About this task: The word "JSON" marks the lines you need; copy each of them from the data.

-- Records to use follows --

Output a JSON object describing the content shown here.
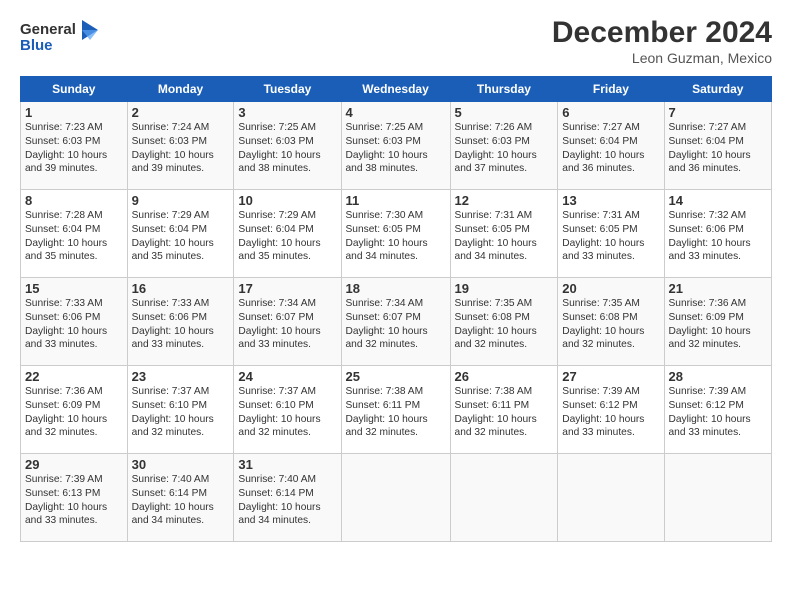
{
  "logo": {
    "line1": "General",
    "line2": "Blue"
  },
  "title": "December 2024",
  "subtitle": "Leon Guzman, Mexico",
  "days_of_week": [
    "Sunday",
    "Monday",
    "Tuesday",
    "Wednesday",
    "Thursday",
    "Friday",
    "Saturday"
  ],
  "weeks": [
    [
      {
        "day": "1",
        "info": "Sunrise: 7:23 AM\nSunset: 6:03 PM\nDaylight: 10 hours\nand 39 minutes."
      },
      {
        "day": "2",
        "info": "Sunrise: 7:24 AM\nSunset: 6:03 PM\nDaylight: 10 hours\nand 39 minutes."
      },
      {
        "day": "3",
        "info": "Sunrise: 7:25 AM\nSunset: 6:03 PM\nDaylight: 10 hours\nand 38 minutes."
      },
      {
        "day": "4",
        "info": "Sunrise: 7:25 AM\nSunset: 6:03 PM\nDaylight: 10 hours\nand 38 minutes."
      },
      {
        "day": "5",
        "info": "Sunrise: 7:26 AM\nSunset: 6:03 PM\nDaylight: 10 hours\nand 37 minutes."
      },
      {
        "day": "6",
        "info": "Sunrise: 7:27 AM\nSunset: 6:04 PM\nDaylight: 10 hours\nand 36 minutes."
      },
      {
        "day": "7",
        "info": "Sunrise: 7:27 AM\nSunset: 6:04 PM\nDaylight: 10 hours\nand 36 minutes."
      }
    ],
    [
      {
        "day": "8",
        "info": "Sunrise: 7:28 AM\nSunset: 6:04 PM\nDaylight: 10 hours\nand 35 minutes."
      },
      {
        "day": "9",
        "info": "Sunrise: 7:29 AM\nSunset: 6:04 PM\nDaylight: 10 hours\nand 35 minutes."
      },
      {
        "day": "10",
        "info": "Sunrise: 7:29 AM\nSunset: 6:04 PM\nDaylight: 10 hours\nand 35 minutes."
      },
      {
        "day": "11",
        "info": "Sunrise: 7:30 AM\nSunset: 6:05 PM\nDaylight: 10 hours\nand 34 minutes."
      },
      {
        "day": "12",
        "info": "Sunrise: 7:31 AM\nSunset: 6:05 PM\nDaylight: 10 hours\nand 34 minutes."
      },
      {
        "day": "13",
        "info": "Sunrise: 7:31 AM\nSunset: 6:05 PM\nDaylight: 10 hours\nand 33 minutes."
      },
      {
        "day": "14",
        "info": "Sunrise: 7:32 AM\nSunset: 6:06 PM\nDaylight: 10 hours\nand 33 minutes."
      }
    ],
    [
      {
        "day": "15",
        "info": "Sunrise: 7:33 AM\nSunset: 6:06 PM\nDaylight: 10 hours\nand 33 minutes."
      },
      {
        "day": "16",
        "info": "Sunrise: 7:33 AM\nSunset: 6:06 PM\nDaylight: 10 hours\nand 33 minutes."
      },
      {
        "day": "17",
        "info": "Sunrise: 7:34 AM\nSunset: 6:07 PM\nDaylight: 10 hours\nand 33 minutes."
      },
      {
        "day": "18",
        "info": "Sunrise: 7:34 AM\nSunset: 6:07 PM\nDaylight: 10 hours\nand 32 minutes."
      },
      {
        "day": "19",
        "info": "Sunrise: 7:35 AM\nSunset: 6:08 PM\nDaylight: 10 hours\nand 32 minutes."
      },
      {
        "day": "20",
        "info": "Sunrise: 7:35 AM\nSunset: 6:08 PM\nDaylight: 10 hours\nand 32 minutes."
      },
      {
        "day": "21",
        "info": "Sunrise: 7:36 AM\nSunset: 6:09 PM\nDaylight: 10 hours\nand 32 minutes."
      }
    ],
    [
      {
        "day": "22",
        "info": "Sunrise: 7:36 AM\nSunset: 6:09 PM\nDaylight: 10 hours\nand 32 minutes."
      },
      {
        "day": "23",
        "info": "Sunrise: 7:37 AM\nSunset: 6:10 PM\nDaylight: 10 hours\nand 32 minutes."
      },
      {
        "day": "24",
        "info": "Sunrise: 7:37 AM\nSunset: 6:10 PM\nDaylight: 10 hours\nand 32 minutes."
      },
      {
        "day": "25",
        "info": "Sunrise: 7:38 AM\nSunset: 6:11 PM\nDaylight: 10 hours\nand 32 minutes."
      },
      {
        "day": "26",
        "info": "Sunrise: 7:38 AM\nSunset: 6:11 PM\nDaylight: 10 hours\nand 32 minutes."
      },
      {
        "day": "27",
        "info": "Sunrise: 7:39 AM\nSunset: 6:12 PM\nDaylight: 10 hours\nand 33 minutes."
      },
      {
        "day": "28",
        "info": "Sunrise: 7:39 AM\nSunset: 6:12 PM\nDaylight: 10 hours\nand 33 minutes."
      }
    ],
    [
      {
        "day": "29",
        "info": "Sunrise: 7:39 AM\nSunset: 6:13 PM\nDaylight: 10 hours\nand 33 minutes."
      },
      {
        "day": "30",
        "info": "Sunrise: 7:40 AM\nSunset: 6:14 PM\nDaylight: 10 hours\nand 34 minutes."
      },
      {
        "day": "31",
        "info": "Sunrise: 7:40 AM\nSunset: 6:14 PM\nDaylight: 10 hours\nand 34 minutes."
      },
      {
        "day": "",
        "info": ""
      },
      {
        "day": "",
        "info": ""
      },
      {
        "day": "",
        "info": ""
      },
      {
        "day": "",
        "info": ""
      }
    ]
  ]
}
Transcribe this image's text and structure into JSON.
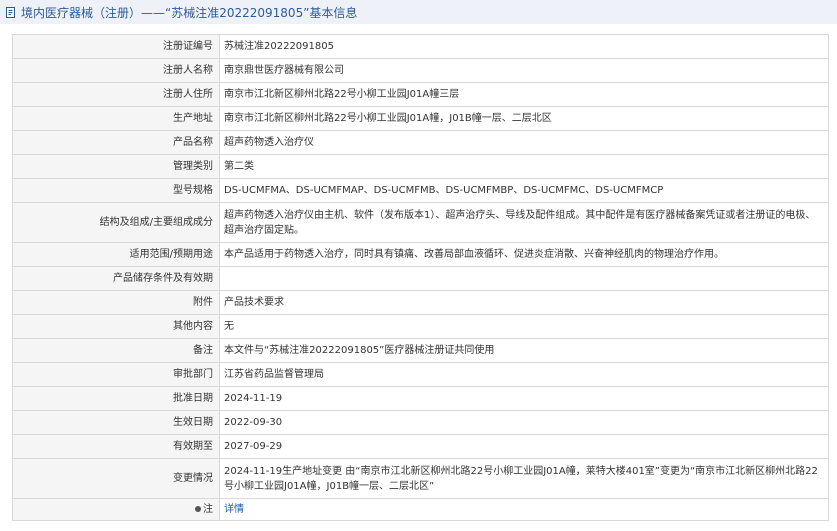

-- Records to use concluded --

Solution:
Output a JSON object describing the content shown here.
Transcribe this image's text and structure into JSON.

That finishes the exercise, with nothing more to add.